Required work >>
Where does the word "JSON" appear in the data? Copy every line that holds it.

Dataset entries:
━━━━

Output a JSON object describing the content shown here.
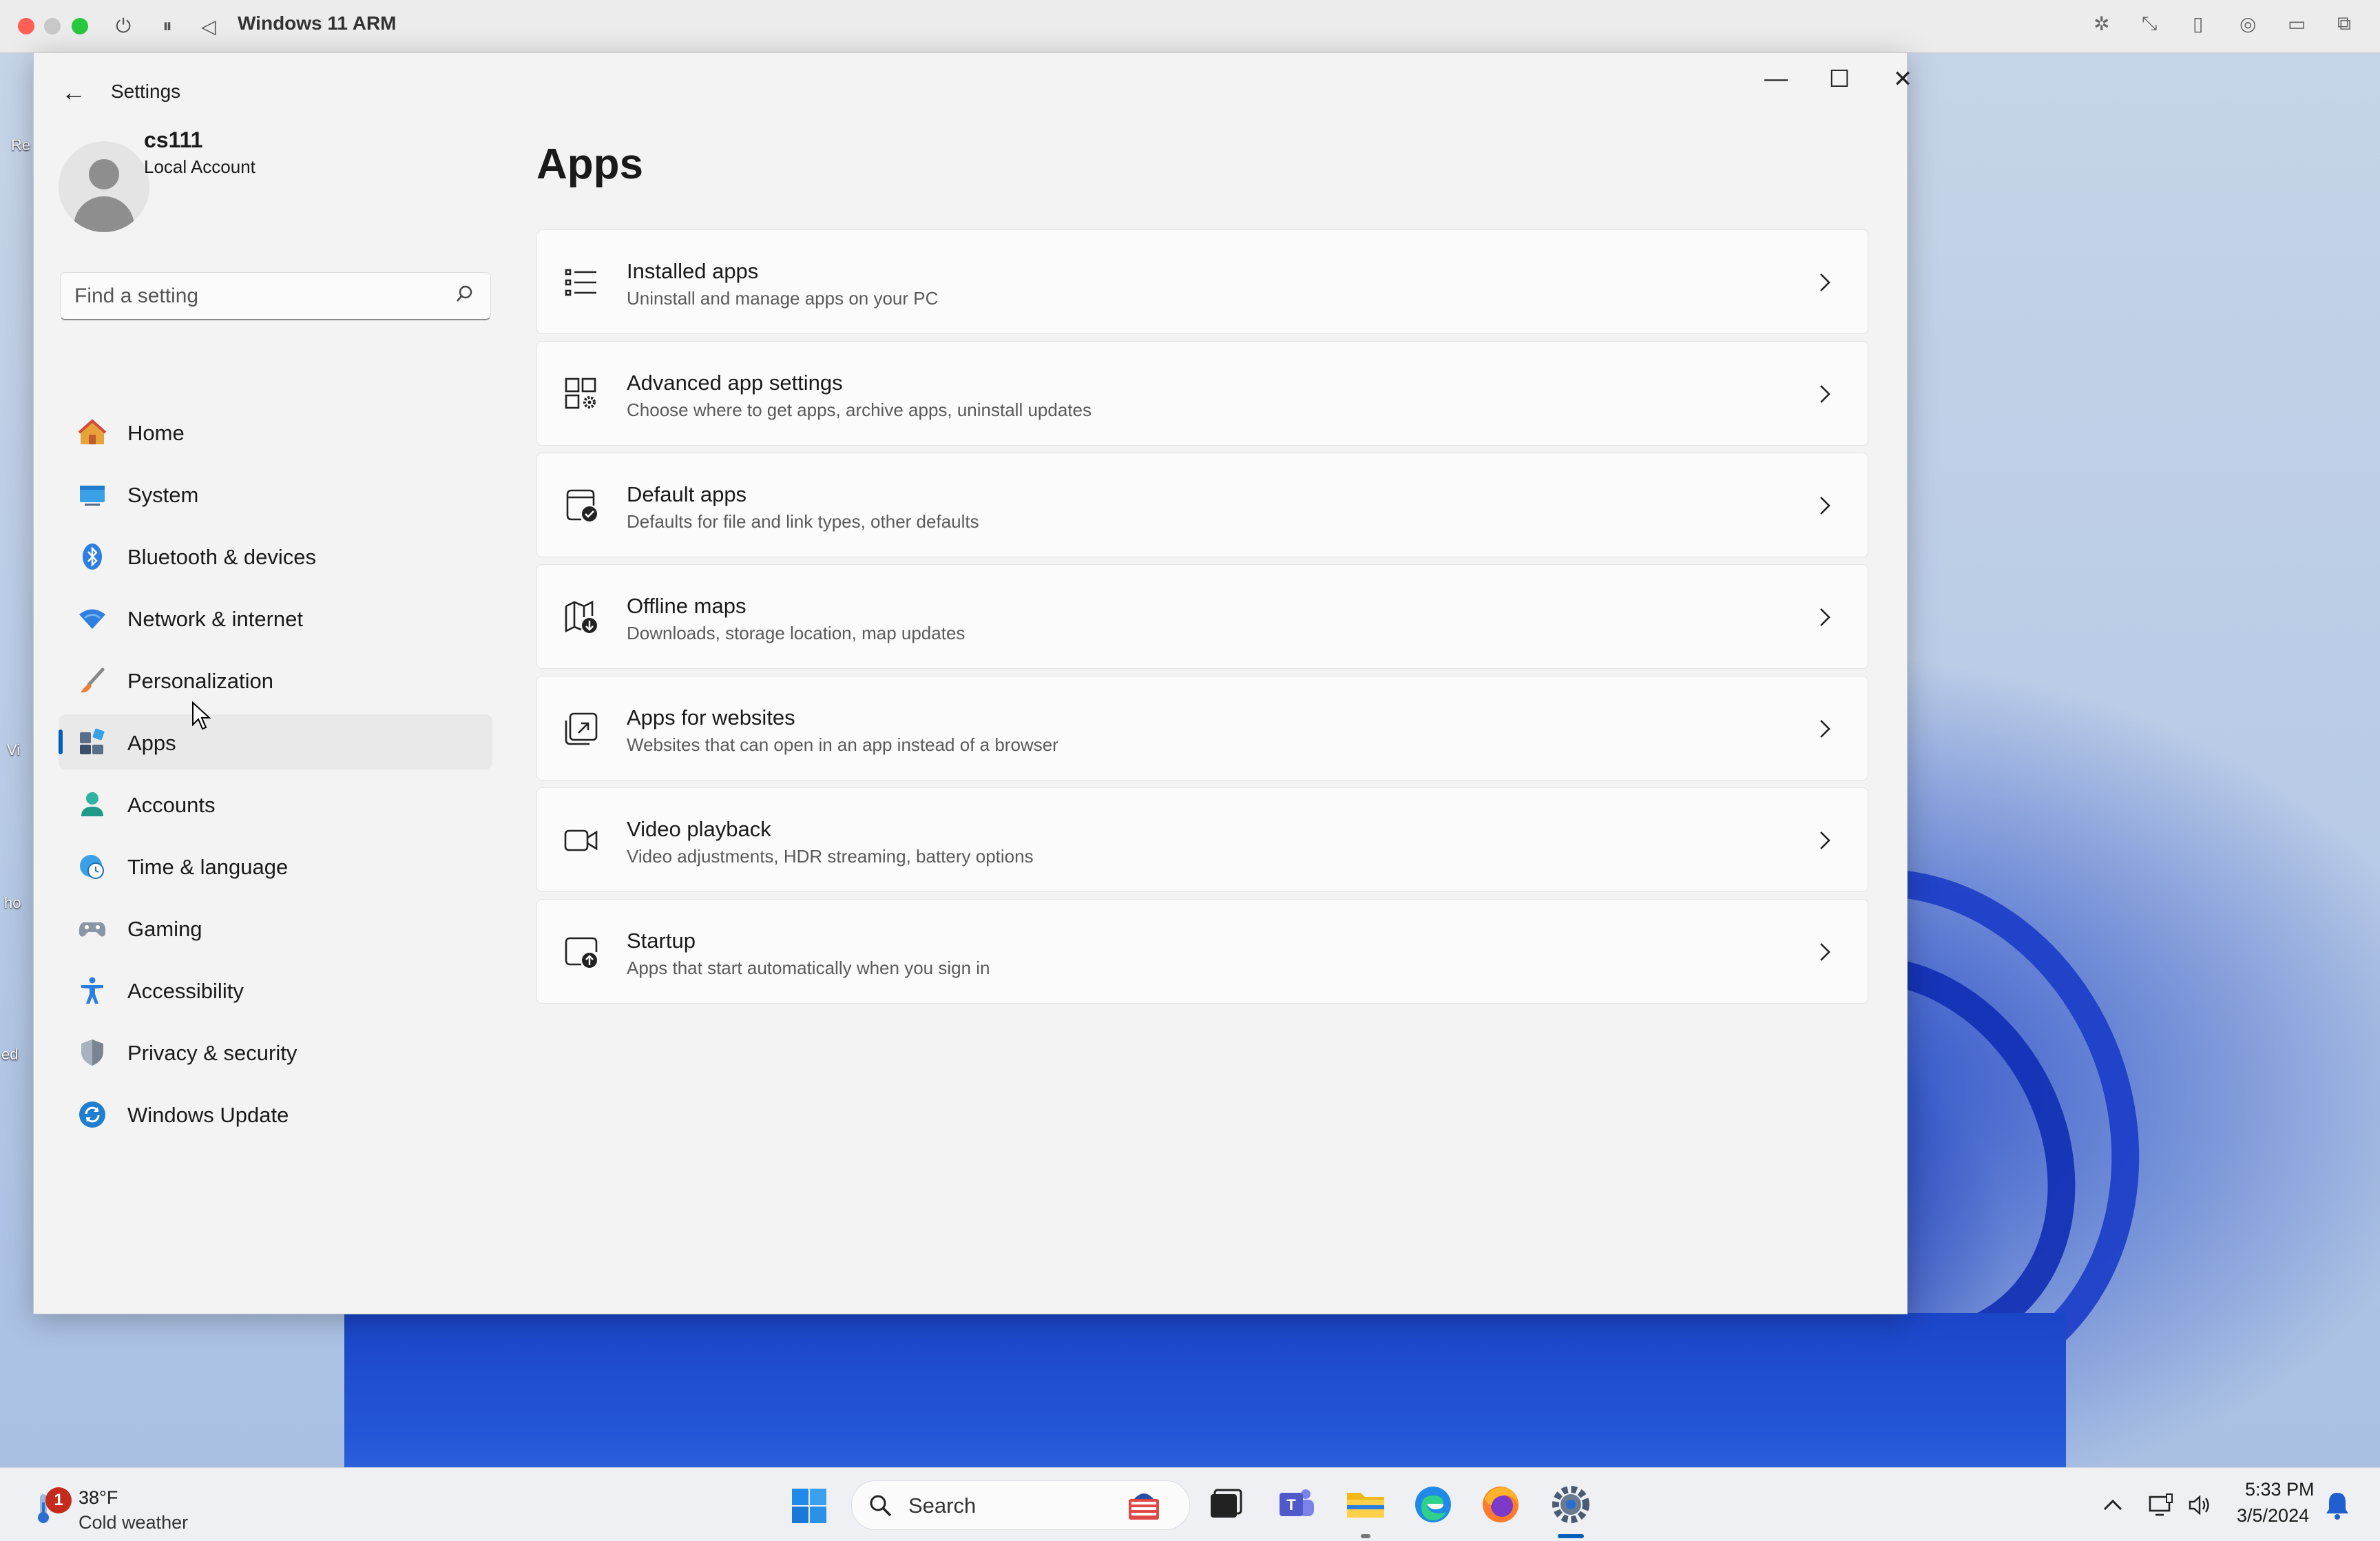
{
  "vm": {
    "title": "Windows 11 ARM"
  },
  "window": {
    "title": "Settings"
  },
  "profile": {
    "name": "cs111",
    "account_type": "Local Account"
  },
  "search": {
    "placeholder": "Find a setting"
  },
  "nav": {
    "items": [
      {
        "label": "Home",
        "icon": "home-icon"
      },
      {
        "label": "System",
        "icon": "monitor-icon"
      },
      {
        "label": "Bluetooth & devices",
        "icon": "bluetooth-icon"
      },
      {
        "label": "Network & internet",
        "icon": "wifi-icon"
      },
      {
        "label": "Personalization",
        "icon": "brush-icon"
      },
      {
        "label": "Apps",
        "icon": "apps-icon",
        "selected": true
      },
      {
        "label": "Accounts",
        "icon": "person-icon"
      },
      {
        "label": "Time & language",
        "icon": "globe-clock-icon"
      },
      {
        "label": "Gaming",
        "icon": "gamepad-icon"
      },
      {
        "label": "Accessibility",
        "icon": "accessibility-icon"
      },
      {
        "label": "Privacy & security",
        "icon": "shield-icon"
      },
      {
        "label": "Windows Update",
        "icon": "sync-icon"
      }
    ]
  },
  "main": {
    "title": "Apps",
    "cards": [
      {
        "title": "Installed apps",
        "subtitle": "Uninstall and manage apps on your PC",
        "icon": "list-icon"
      },
      {
        "title": "Advanced app settings",
        "subtitle": "Choose where to get apps, archive apps, uninstall updates",
        "icon": "app-gear-icon"
      },
      {
        "title": "Default apps",
        "subtitle": "Defaults for file and link types, other defaults",
        "icon": "app-check-icon"
      },
      {
        "title": "Offline maps",
        "subtitle": "Downloads, storage location, map updates",
        "icon": "map-download-icon"
      },
      {
        "title": "Apps for websites",
        "subtitle": "Websites that can open in an app instead of a browser",
        "icon": "open-external-icon"
      },
      {
        "title": "Video playback",
        "subtitle": "Video adjustments, HDR streaming, battery options",
        "icon": "video-camera-icon"
      },
      {
        "title": "Startup",
        "subtitle": "Apps that start automatically when you sign in",
        "icon": "startup-icon"
      }
    ]
  },
  "taskbar": {
    "weather_badge": "1",
    "weather_temp": "38°F",
    "weather_desc": "Cold weather",
    "search_label": "Search",
    "time": "5:33 PM",
    "date": "3/5/2024"
  },
  "colors": {
    "accent": "#005fb8",
    "window_bg": "#f3f3f3",
    "card_bg": "#fbfbfb"
  }
}
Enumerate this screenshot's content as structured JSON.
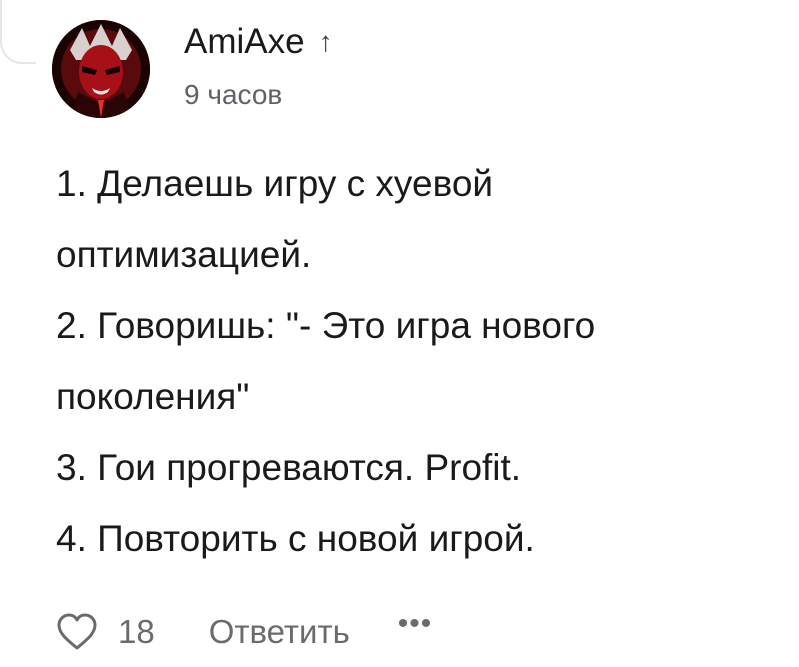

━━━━

Written solution >>
Output a JSON object describing the content shown here.
Enumerate this screenshot's content as structured JSON.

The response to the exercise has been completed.